--- WHAT YOU ARE ASKED TO DO ---
Note how many lines of the data below hold the word "subtitle", then give that number with no other text.

━━━ DATASET RECORDS ━━━

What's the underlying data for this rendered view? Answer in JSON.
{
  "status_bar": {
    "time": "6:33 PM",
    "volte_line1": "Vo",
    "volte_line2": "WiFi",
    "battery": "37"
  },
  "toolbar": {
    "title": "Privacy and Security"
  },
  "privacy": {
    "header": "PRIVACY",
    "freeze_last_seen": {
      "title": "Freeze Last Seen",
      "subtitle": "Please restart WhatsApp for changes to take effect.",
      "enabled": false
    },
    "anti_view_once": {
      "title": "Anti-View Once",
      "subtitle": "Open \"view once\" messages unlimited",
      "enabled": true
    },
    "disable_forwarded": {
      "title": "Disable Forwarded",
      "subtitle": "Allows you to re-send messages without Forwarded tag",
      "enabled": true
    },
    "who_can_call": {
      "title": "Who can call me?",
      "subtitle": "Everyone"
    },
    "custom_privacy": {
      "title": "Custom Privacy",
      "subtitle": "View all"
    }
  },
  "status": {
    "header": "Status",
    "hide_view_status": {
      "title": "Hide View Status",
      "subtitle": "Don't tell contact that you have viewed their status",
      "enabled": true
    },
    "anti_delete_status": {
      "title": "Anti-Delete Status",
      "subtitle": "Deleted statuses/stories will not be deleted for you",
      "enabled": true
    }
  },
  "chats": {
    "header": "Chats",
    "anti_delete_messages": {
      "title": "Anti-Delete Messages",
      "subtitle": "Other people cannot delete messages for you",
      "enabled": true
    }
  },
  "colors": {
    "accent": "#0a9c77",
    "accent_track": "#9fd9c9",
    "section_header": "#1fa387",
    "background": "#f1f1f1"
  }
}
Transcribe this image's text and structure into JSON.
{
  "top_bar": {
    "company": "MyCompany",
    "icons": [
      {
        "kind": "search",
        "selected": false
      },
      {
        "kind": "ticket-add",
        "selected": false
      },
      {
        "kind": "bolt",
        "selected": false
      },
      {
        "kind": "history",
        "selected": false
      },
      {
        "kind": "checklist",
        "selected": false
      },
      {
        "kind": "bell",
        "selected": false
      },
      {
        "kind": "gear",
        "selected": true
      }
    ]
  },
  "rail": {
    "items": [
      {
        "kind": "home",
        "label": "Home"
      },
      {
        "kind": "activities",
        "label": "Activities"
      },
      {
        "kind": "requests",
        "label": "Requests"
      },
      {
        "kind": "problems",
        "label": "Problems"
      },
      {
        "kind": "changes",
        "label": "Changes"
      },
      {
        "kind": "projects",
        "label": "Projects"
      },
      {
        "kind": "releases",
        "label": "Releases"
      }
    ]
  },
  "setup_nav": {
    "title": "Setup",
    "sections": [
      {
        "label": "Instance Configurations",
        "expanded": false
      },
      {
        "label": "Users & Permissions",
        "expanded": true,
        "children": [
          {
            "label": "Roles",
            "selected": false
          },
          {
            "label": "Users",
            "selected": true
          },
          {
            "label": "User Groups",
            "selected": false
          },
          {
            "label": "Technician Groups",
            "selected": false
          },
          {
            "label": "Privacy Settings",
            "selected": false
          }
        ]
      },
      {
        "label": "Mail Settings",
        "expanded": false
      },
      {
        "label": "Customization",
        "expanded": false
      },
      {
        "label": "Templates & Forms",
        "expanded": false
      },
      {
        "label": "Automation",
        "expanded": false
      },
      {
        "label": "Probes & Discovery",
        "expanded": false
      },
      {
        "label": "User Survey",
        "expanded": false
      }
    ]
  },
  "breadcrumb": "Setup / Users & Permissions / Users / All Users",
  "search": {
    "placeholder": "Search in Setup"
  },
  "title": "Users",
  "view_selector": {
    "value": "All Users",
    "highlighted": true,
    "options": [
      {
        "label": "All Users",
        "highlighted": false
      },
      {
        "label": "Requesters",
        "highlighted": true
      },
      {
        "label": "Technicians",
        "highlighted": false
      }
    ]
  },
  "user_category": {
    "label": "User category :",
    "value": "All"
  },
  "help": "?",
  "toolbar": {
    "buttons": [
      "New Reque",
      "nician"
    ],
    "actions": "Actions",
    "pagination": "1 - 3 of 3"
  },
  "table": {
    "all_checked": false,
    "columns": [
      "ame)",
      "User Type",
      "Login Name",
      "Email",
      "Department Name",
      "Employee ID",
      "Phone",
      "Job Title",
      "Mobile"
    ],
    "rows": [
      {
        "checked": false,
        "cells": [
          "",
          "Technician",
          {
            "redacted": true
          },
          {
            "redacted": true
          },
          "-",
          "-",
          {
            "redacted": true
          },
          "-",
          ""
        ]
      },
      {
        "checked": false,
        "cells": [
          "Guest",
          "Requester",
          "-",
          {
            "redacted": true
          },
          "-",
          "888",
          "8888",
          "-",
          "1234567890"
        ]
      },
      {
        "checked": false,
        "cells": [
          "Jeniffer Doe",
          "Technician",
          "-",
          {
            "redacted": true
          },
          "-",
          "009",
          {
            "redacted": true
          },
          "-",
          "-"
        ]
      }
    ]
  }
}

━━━
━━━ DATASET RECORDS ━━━

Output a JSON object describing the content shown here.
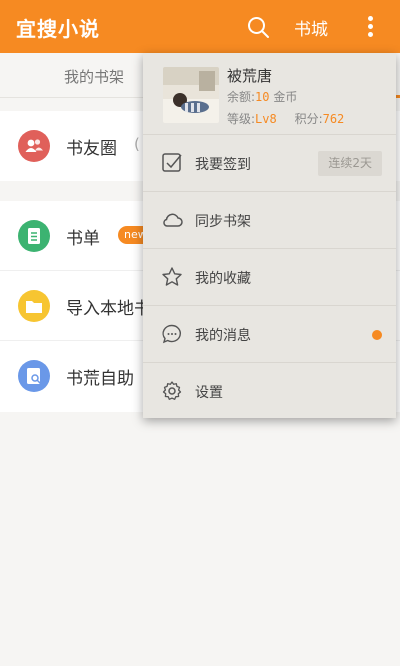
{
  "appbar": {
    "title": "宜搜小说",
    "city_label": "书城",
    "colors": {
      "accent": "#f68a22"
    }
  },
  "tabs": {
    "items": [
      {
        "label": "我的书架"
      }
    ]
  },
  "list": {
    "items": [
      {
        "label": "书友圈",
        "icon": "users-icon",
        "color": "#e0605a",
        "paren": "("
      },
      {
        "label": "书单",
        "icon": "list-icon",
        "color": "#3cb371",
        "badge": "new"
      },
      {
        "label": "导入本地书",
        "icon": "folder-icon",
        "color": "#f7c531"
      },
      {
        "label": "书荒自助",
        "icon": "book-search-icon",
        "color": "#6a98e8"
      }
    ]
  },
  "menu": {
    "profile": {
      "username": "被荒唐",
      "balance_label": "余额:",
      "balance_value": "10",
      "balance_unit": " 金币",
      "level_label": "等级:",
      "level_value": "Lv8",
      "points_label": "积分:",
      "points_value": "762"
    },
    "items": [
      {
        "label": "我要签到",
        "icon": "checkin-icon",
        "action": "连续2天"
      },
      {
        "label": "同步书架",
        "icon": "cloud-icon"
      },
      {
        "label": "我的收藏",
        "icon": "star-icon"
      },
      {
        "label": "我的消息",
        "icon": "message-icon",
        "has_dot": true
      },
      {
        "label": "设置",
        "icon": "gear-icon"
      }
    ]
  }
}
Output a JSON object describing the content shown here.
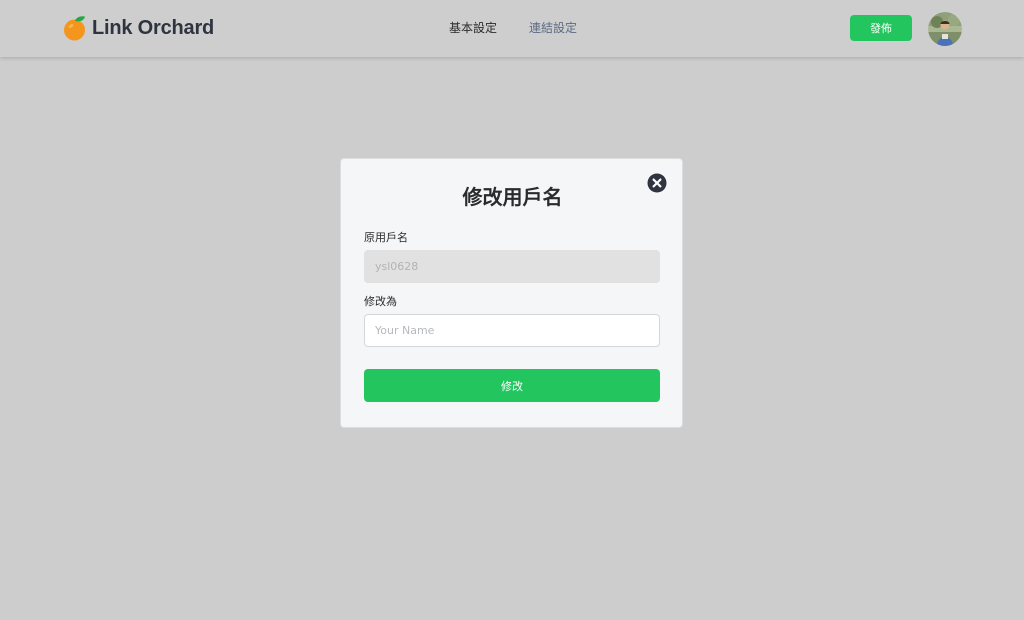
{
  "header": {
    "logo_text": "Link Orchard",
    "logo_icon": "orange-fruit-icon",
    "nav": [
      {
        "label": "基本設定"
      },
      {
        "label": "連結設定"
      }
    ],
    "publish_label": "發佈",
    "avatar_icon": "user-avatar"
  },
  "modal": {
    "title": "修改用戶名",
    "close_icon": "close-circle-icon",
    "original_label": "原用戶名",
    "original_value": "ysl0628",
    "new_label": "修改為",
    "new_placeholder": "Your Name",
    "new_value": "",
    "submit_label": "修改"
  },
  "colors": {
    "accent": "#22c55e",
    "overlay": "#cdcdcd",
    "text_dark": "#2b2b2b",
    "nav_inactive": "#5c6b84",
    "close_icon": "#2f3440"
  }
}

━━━
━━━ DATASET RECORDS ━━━

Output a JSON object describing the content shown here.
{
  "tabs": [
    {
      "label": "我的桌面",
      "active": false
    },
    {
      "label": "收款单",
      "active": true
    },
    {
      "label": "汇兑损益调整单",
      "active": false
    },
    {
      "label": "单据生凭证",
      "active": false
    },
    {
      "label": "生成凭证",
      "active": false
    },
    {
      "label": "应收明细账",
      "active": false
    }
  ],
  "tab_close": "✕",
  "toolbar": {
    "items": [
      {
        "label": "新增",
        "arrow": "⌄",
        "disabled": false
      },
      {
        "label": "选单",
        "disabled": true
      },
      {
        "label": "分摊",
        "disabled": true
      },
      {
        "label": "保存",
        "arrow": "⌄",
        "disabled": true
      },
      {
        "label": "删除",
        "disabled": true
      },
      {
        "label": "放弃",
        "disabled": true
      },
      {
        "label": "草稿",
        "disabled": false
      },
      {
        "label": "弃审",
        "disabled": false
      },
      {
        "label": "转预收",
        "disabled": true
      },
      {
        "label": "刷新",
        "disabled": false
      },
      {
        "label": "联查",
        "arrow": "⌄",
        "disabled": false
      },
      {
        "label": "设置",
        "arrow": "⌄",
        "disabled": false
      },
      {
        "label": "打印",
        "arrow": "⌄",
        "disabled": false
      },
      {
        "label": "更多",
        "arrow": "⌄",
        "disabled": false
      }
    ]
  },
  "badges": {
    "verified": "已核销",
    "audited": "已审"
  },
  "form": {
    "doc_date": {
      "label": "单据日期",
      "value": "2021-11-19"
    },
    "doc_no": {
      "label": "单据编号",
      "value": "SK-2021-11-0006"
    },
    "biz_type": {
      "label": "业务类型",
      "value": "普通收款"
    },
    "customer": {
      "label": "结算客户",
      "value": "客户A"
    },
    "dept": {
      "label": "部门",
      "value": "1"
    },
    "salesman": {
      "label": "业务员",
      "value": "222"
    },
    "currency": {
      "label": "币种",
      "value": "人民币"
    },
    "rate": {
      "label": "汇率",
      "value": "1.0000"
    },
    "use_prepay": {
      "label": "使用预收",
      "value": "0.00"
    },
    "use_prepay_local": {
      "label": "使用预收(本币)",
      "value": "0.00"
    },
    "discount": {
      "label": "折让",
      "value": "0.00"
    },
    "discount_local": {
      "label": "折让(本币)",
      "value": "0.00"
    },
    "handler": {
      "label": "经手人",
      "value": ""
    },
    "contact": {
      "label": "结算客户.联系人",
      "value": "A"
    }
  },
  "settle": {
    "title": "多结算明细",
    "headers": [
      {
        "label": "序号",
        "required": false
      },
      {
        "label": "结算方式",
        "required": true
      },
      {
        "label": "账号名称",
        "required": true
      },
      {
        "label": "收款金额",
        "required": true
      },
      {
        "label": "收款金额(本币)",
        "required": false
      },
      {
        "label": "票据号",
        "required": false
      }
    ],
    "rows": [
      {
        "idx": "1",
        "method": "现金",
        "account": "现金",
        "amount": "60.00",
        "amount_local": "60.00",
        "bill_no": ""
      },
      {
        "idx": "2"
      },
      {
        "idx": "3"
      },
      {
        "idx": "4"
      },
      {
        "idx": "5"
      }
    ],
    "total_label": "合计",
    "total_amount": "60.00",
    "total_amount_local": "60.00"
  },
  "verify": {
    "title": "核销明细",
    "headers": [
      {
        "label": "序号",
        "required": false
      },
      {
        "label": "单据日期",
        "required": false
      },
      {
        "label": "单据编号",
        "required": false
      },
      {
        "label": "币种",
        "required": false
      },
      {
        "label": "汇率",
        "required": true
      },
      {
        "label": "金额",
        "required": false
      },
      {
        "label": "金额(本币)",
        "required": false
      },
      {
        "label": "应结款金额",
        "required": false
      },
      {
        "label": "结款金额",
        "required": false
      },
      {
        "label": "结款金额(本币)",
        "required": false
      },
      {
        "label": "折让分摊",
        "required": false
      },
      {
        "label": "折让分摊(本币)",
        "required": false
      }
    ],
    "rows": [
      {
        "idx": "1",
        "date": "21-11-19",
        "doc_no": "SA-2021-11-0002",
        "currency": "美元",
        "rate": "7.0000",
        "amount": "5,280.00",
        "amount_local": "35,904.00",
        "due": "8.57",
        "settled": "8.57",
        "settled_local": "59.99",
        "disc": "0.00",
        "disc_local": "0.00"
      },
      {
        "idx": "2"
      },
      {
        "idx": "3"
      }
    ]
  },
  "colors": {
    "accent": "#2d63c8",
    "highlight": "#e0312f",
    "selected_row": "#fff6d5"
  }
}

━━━

--- ANSWER FOR THE TASK ---
8